Who owns your face? (biometrics, meet property rights)

The Future Perfect blog chases down what it might mean once we use our faces online:

One of the reoccurring conversations in the US that I coming back to is near-time facial recognition in the palm of the hand and how the face is increasingly… used as a gateway to our online identity/ies.

Any country with sufficient resources will want to have control over which facial recognition searchers link to which faces (to protect their agents in the field). Today China issues licenses to companies that wish to offer location based services, expect to see a similar model adopted for consumer facing facial recognition based services.

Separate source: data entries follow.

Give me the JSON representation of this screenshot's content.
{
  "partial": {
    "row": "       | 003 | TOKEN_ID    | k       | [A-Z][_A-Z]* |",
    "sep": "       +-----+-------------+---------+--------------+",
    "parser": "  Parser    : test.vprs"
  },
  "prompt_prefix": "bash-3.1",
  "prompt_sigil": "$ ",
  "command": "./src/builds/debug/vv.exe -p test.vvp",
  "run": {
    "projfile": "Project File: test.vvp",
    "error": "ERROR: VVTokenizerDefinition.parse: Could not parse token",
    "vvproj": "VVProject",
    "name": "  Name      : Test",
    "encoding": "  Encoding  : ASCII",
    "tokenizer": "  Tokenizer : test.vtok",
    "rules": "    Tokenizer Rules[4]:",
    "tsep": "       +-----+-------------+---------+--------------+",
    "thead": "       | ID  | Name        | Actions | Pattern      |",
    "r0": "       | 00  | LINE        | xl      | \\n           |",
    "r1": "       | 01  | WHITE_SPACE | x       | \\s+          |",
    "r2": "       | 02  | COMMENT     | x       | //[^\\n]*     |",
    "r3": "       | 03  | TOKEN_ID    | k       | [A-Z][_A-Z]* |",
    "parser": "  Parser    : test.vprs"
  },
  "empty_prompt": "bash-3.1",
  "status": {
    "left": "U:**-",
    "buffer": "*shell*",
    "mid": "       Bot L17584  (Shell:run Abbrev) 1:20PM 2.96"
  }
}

Technically facial recognition is/will only be play small role of figuring who we are: the places we check-into; the transactions we make; where we are, with whom; other people nearby tagging us; other biometric data; the sensors we carry, can all be mined in real time. But it’s the face, and facial recognition – the most personal and comprehendible part of our human identity that we currently think of as our own, that we will take personally.

[via LN]